The new empire and the new civilization yet to come out of that poor yet rich and mighty people is destined to be as great in peace and spiritual goodness, as their masters have been in intellect and war. In that new Zion, Science will erect her halls and Art shall build her schools; and in them African genius, untainted for the cuticular hue, God’s doings, not theirs, shall pursue the triumphs of investigation. Ay! And by its warmth and fervor open new doors to the mysterious realms above and around us, that the colder white can never penetrate; and thus the black shall add his quota to the common stock of human knowledge, and the word Justice will have a meaning in this world.60
The apocalyptic fervor and subterranean upheaval of the 1867 edition have dropped out, replaced by the prospect of a spiritually developed Black colony.61 We might see Randolph’s faith in Reconstruction in this vision. But it is hard not to hear despair in his prediction of white global rule, however peaceful; the eradication of Indigenous and multiracial people; and the relegation of Black people to the desert to commune with “the mysterious realms above and around us”. Concluding that “the races can never live side by side on equal terms”, Randolph looks toward a colonization project, directed by the US government, that strongly resembles the efforts of the white-led American Colonization Society to send free African Americans to West Africa in the early nineteenth century.62 As the frontier replaces the underground, Randolph no longer contemplates destroying the world to remake it; he just wants to be left in peace. In this attenuated future, “justice will have a meaning in this world” not when it is upturned, but once Black people “open new doors” into other ones.
This essay is excerpted and adapted from Lara Langer Cohen, Going Underground: Race, Space, and the Subterranean in the Nineteenth-Century United States (Durham and London: 2023). Copyright Duke University Press, 2022.

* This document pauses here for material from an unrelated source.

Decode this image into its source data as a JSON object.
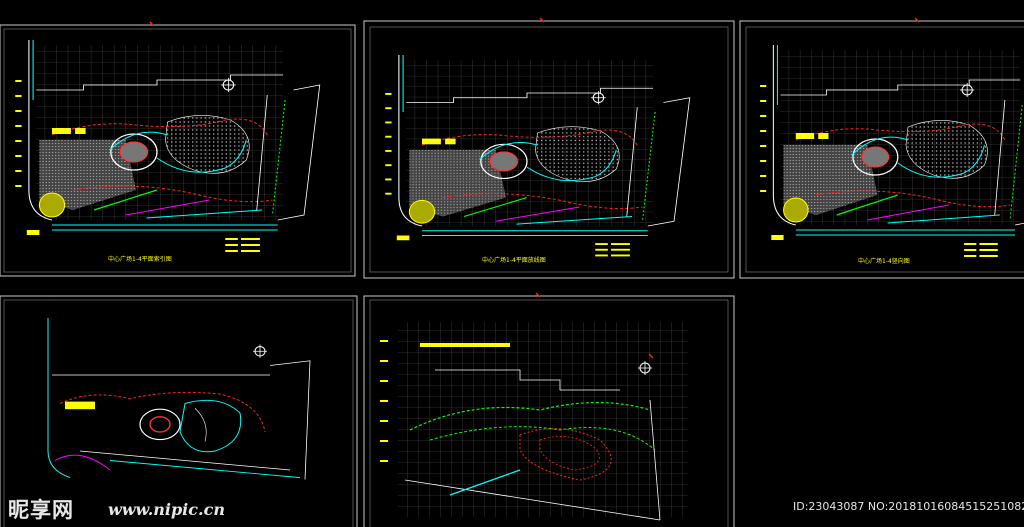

Lara Langer Cohen is Associate Professor of English at Swarthmore College, author of The Fabrication of American Literature: Fraudulence and Antebellum Print Culture, and coeditor of Early African American Print Culture.